I originally met this neighbor while I was heading out for a walk. He had been walking up and down his long and rolling driveway, back and forth, for exercise. We, my kids and I, had been watching him do this daily from our front window for weeks. One day I timed my walk at the same time I knew he would be walking, so I could meet him. I stopped and began talking and eventually introduced myself. He is an older gentleman and was quiet, probably skeptical of me at first, but I’ve won him over. We now wave and smile in passing and when he is out walking and I am out walking and we meet at the ends of our driveways, he teaches me all about wells and ponds and water and tropical flowers and caterpillars and I pepper him with questions about all kinds of things plant related. All because I take walks.

A few weeks ago I got up about 4:30 am and left our house around 5 so I could make it to some sunflower fields before the sun rose. I spent the morning walking among the flowers and bumblebees, whispering with my fellow photographers as the clicks of our camera lenses were louder than our voices. Birds were feeding on the seeds of the flowers and the unspoken rule was not to speak too loudly; you might scare the birds or butterflies away. They will come back, we all knew, but you just didn’t make too much noise.

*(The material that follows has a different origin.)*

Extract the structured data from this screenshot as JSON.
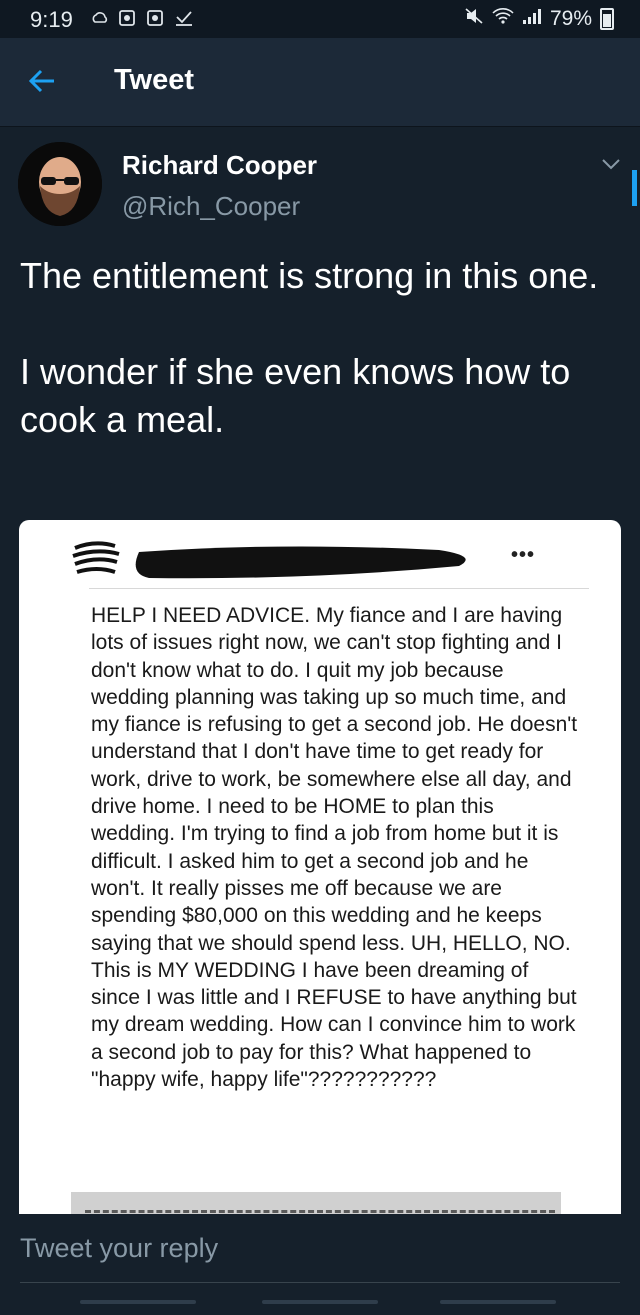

I recently read that walking is probably the best exercise you can do for your body and your soul. I initially began walking out of boredom but quickly realized how much more you see when compared to driving a car or running for exercise. When running, or rather jogging if we’re honest, I focus on a spot about five feet ahead of me. I rarely look elsewhere. I’m in my head and listening to my breathing and my body. When walking, I’m out of my head, which is exactly what I need. I’m breathing deeper. I’m observing the world around me. I’m stopping when I see something interesting. I carry my phone with me and stop to identify various species of plants and bugs. I pay attention to changes in seasons. I listen for birds and watch for wildlife. I wave at people and stop to chat on occasion. Sometimes I take my dog and sometimes she stays behind. On days when it’s too hot or raining or too cold, I often sit in a comfy chair in front of a window and wonder what small things I’m missing. Are Jack’s caterpillars still there after the storm last night? Did Marty’s tree branch finally fall? Have her peonies bloomed yet? How is Riley, the white fluffy dog doing? What did they plant in their swale and how can I do that with ours?

As I type this, the rain falls intermittently, sometimes a mist, sometimes pouring. We are under a Tornado watch and so walking will wait. As I sit here though, a hummingbird flits among my hasta flowers and I pause to watch.

I wish I could walk everyday, for hours, like Thoreau. My job, my husband, our children, all need and deserve attention and so, walking everyday for hours isn’t possible. But…walking some days for 20 minutes is possible. And then, other days an hour is possible. And once a month, there might be time for a longer hike, somewhere here in Maryland, followed up with some local ice cream, or farm crafted beer, or local wine.

The rest of this week doesn’t look too promising – either rain or hot and humid days are coming. That means walks early in the morning or not at all. We’ll see.

If I could give you one thing this week, it would be 30 minutes of perfect 65 degree temps with a slight breeze, either a setting or rising sun, and a beautiful view as you walk.

Take the time.

You won’t regret it.